Schlossberg, David MD

Infectious Diseases in Clinical Practice: March 2010 - Volume 18 - Issue 2 - pp 107-108
doi: 10.1097/IPC.0b013e3181cd6906
Original Articles

Most of the first-line drugs for the treatment of tuberculosis are potentially hepatotoxic. All patients should be monitored, both clinically and biochemically. Liver injury during therapy should be managed by discontinuing all medications and, when the liver has recovered, reintroducing drugs sequentially-beginning with rifampin. If rifampin is successfully reintroduced, isonicotinic acid hydrazide (INH) may be added or an alternative regimen omitting INH may be selected. In patients with underlying liver disease, alternative regimens may exclude pyrazinamide (PZA); both PZA and INH; or even PZA, INH, and rifampin, depending on the severity of liver disease. In patients with latent tuberculosis, alternatives to INH therapy include rifampin, ethambutol plus fluoroquinolone, and observation only.

From the Tuberculosis Control Program, Philadelphia Department of Public Health and Temple University School of Medicine, Philadelphia, PA.

Reprints: David Schlossberg, MD, Tuberculosis Control Program, Philadelphia Department of Public Health, 500 S Broad St, Philadelphia, PA 19146. E-mail: dschloss@ix.netcom.com.

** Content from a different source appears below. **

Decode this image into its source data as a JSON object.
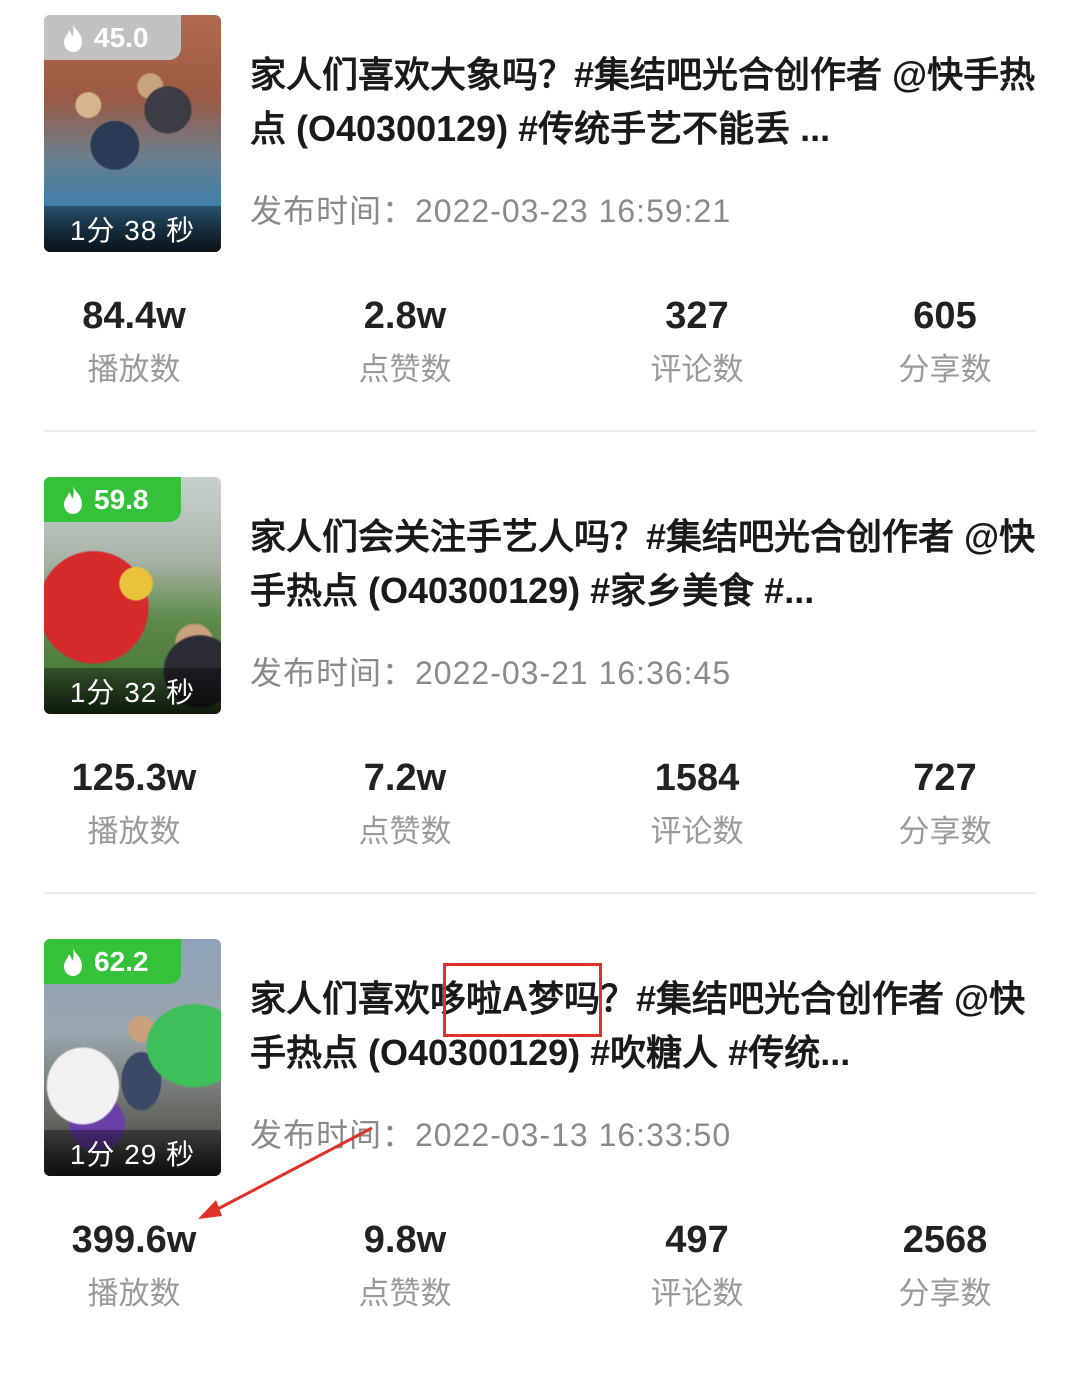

The authors have no funding or conflicts of interest to disclose.

© 2010 Lippincott Williams & Wilkins, Inc.